  1. Lori S. says:

    I’m so excited to get some great new recipes this season! I would love to see the recipes from last year’s newsletters posted in the blog as well so that we have one easy place to search.

  2. Michelle says:

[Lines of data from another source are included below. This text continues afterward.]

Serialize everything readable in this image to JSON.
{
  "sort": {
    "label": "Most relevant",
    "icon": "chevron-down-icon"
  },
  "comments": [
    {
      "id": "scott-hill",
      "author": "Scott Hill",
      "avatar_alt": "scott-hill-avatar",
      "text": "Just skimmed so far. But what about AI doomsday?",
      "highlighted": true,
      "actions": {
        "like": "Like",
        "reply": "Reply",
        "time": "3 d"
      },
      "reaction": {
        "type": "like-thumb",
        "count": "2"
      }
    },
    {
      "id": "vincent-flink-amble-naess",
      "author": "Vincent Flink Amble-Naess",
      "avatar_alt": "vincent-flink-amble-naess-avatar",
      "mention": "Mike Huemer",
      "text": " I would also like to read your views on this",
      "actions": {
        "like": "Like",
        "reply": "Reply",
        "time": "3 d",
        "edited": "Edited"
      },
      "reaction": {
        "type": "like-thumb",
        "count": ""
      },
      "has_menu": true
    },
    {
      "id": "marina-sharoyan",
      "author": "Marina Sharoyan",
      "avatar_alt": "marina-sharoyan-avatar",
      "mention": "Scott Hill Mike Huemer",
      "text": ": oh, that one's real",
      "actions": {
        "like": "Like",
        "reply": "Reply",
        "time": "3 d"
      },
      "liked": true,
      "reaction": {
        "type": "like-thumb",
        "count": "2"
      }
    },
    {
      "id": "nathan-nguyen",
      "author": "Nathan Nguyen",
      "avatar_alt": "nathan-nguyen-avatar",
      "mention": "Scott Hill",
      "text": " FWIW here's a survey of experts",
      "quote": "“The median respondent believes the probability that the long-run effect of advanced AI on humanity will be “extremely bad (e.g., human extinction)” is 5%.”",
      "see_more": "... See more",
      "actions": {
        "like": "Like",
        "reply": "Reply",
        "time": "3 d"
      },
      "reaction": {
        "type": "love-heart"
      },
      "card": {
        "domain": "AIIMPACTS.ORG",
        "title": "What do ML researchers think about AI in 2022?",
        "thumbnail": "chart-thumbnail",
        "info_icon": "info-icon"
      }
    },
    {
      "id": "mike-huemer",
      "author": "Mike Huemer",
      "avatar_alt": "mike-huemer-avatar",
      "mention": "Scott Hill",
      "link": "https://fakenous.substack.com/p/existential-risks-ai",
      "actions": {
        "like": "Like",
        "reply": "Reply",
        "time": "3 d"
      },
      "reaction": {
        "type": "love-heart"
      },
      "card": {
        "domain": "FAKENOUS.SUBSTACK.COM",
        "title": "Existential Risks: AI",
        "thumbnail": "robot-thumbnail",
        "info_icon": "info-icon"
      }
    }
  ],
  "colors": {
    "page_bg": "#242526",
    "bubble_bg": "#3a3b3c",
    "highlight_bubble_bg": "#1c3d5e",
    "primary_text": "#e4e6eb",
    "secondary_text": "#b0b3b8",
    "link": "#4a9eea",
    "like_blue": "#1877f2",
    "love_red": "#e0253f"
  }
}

    Do you know what the 1st weeks share may include? I can’t wait for the PYO! One of my fav parts of summer!